The Nice roaster Malongo succeeds in its bet of a machine manufactured in Vendée – Le Journal des Entreprises – Loire-Atlantique
About 300 to 350 machines leave the roaster’s new production workshop every day and Malongo Nice coffee distributor located in the heart of the Sud avenue shopping center, in La Roche-sur-Yon, in Vendée. The 680 m² premises were invested by ETI (400 employees, 120 million euros in turnover) in May 2022 to manufacture a new coffee machine, called Eoh. Malongo, whose head office is located in Carros (Alpes-Maritimes), today employs around thirty people on its Vendée site, including 23 in production.
A necessary internalization

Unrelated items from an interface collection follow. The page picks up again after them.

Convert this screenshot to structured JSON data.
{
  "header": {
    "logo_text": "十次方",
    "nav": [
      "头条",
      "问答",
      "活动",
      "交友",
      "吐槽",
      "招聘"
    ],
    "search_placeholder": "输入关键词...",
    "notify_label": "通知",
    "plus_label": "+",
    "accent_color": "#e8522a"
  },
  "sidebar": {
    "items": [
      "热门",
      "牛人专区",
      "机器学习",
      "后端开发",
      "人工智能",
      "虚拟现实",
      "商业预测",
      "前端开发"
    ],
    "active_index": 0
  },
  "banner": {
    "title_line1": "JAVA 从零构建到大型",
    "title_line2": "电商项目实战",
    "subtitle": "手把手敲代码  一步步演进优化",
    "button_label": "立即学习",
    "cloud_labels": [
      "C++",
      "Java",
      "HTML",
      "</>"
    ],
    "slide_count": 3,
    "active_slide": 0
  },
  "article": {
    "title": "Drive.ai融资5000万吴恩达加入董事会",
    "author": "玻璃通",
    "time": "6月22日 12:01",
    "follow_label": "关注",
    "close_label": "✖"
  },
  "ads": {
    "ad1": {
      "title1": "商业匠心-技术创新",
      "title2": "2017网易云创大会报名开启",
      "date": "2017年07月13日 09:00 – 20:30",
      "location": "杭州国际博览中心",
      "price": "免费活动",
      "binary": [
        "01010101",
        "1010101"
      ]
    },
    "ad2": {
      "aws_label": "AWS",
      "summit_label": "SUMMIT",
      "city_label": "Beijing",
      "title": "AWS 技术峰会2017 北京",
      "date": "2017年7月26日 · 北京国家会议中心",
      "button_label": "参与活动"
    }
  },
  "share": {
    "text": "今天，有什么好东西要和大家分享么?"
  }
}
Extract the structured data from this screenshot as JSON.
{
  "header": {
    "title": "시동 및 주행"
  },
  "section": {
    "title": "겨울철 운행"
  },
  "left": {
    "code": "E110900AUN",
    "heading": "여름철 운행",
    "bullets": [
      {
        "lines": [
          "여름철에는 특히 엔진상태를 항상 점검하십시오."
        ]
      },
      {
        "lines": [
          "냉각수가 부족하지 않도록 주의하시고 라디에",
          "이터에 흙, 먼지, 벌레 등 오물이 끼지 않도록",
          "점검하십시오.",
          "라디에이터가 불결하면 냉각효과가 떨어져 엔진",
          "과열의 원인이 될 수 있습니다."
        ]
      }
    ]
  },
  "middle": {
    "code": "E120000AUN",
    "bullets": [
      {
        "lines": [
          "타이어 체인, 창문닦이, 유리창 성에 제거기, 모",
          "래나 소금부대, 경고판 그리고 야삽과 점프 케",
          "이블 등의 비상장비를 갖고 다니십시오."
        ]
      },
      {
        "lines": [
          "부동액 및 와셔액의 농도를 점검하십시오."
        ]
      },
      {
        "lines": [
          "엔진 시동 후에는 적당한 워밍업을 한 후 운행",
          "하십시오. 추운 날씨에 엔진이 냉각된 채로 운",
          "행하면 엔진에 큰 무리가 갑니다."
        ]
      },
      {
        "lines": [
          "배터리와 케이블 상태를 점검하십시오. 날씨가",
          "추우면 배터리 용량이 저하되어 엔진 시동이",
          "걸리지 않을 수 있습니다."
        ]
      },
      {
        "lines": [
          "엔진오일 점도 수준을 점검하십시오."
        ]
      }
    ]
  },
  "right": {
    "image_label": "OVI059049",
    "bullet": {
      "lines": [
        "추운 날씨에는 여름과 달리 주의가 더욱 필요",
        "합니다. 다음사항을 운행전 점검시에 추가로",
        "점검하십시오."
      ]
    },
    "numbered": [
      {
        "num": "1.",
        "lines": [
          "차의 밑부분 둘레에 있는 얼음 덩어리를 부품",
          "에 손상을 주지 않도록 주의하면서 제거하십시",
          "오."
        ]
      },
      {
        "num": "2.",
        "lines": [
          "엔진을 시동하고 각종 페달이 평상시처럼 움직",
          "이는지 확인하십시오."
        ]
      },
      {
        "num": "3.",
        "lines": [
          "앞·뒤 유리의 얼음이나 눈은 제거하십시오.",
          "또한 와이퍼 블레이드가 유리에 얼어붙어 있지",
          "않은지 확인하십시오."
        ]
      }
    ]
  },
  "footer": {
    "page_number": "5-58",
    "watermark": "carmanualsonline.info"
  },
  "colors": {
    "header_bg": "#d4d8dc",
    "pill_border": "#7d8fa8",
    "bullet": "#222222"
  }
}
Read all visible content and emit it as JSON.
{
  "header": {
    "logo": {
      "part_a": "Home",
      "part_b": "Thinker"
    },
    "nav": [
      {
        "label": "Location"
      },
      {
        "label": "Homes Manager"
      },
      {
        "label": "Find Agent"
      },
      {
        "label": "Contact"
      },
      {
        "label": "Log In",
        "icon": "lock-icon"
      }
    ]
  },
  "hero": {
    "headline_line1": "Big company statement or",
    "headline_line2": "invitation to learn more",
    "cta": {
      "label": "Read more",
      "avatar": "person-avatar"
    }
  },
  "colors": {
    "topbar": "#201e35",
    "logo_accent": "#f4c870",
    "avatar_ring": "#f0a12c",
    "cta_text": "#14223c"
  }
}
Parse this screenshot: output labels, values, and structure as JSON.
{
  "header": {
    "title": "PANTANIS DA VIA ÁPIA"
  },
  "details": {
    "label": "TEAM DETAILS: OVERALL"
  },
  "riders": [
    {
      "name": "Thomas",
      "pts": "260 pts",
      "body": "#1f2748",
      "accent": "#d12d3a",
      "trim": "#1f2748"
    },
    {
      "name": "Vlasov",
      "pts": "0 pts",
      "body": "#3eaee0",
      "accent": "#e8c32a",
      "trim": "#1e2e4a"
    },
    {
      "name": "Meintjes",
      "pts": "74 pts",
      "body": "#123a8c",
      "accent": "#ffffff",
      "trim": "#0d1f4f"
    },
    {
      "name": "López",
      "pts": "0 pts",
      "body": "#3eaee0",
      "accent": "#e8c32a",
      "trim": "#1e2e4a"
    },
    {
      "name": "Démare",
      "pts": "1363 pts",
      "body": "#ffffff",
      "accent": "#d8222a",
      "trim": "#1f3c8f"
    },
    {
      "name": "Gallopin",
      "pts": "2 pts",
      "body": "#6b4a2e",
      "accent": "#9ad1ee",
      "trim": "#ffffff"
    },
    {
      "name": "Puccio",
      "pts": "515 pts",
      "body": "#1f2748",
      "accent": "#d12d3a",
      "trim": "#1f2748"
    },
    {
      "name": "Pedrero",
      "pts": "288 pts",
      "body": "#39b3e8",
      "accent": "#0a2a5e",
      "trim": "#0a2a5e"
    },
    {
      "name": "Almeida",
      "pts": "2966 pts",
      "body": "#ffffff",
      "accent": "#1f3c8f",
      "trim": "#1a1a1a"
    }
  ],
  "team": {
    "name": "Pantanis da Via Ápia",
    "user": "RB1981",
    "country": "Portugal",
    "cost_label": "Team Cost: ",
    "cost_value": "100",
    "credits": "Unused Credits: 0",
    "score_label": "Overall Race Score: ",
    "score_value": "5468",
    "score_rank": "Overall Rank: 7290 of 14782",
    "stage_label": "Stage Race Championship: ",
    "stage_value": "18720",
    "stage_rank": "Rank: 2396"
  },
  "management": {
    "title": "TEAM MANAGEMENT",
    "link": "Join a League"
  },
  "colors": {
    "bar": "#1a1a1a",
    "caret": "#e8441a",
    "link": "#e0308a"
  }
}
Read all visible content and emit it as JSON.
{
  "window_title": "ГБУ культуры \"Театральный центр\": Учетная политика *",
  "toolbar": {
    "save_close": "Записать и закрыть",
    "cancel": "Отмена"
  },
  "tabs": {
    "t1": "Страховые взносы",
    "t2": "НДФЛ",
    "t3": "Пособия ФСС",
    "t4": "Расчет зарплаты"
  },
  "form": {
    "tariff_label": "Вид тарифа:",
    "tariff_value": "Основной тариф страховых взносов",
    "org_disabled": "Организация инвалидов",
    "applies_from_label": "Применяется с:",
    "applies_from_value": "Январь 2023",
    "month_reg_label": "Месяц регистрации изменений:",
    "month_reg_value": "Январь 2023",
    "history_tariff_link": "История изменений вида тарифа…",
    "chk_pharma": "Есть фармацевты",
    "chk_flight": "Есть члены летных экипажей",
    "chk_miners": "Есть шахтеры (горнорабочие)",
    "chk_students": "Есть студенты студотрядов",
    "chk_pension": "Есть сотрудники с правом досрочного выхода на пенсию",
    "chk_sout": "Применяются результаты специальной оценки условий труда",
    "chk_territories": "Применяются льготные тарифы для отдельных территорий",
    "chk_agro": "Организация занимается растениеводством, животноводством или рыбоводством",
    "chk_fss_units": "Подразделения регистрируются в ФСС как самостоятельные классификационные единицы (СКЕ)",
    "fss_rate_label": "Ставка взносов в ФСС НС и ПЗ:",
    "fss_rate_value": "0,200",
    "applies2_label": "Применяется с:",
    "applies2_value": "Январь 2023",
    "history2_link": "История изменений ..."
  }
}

The coffee company had turned its back on Chinese production in 2016 by joining forces with the Yonnais subcontractor S20 Industries, liquidated in 2019then with the buyer of its Prodlab small household appliance business. As this last partner did not prove to be solid enough, Malongo decided to internalize the manufacture of its machine by buying the equipment from Prodlab and taking on the staff who worked on these production lines.
“We work with several local companies, such as Variance Technologies, which takes care of the plastic shell of the machine with integrated painting”, explains Guillaume Rabourdin, director of the Compagnie vendéenne de production (CVP), a subsidiary dedicated to this factory. Vendée and 100% owned by Malongo. The coffee company also collaborates with MTO Plastics, located in Aizenay (Vendée) and a specialist in thermoplastic injection, which takes care of the plastic base of the machine, or with iP3, in Les Herbiers, which supplies the technical parts. . “The plastic blocks are bulky, which makes their transport complex. The local aspect is therefore essential”, supports Guillaume Rabourdin.
Innovations for a robust machine
Malongo does not plan to make a margin on its Eoh machine, sold at 119 euros, but rather on the paper pods that accompany it. “A 30-euro coffee machine is like a one-euro t-shirt. These products necessarily result from a form of exploitation”, explains Jean-Pierre Blanc, managing director of Malongo. “The Eoh machine remains relatively expensive for the market, but it is guaranteed for five years. A durability that makes the investment in the machine more attractive over time”, pleads the manager.
In order to keep the price reasonable, the coffee company has bet on several innovations. “Our model has only 70 parts, compared to 140 parts for a conventional machine. This reduces assembly time and therefore the final cost”, supports Guillaume Rabourdin.
Towards the second hand
Malongo plans to sell around 60,000 machines per year. Among current sales, a third is made for export, a third in the hotel industry and a third in mass distribution. The Vendée site will soon also host a section dedicated to after-sales service. “For the moment, we have less than 0.7% return”, assures Guillaume Rabourdin. Eventually, the company foresees the second-hand market. But for that, Malongo will first have to find new, larger premises. The company could then also integrate the manufacture of its other coffee machines, in particular the semi-professional ones dedicated to the hotel and catering industry.
In the meantime, the current factory will take advantage of its location in a shopping center to open a sales area in May.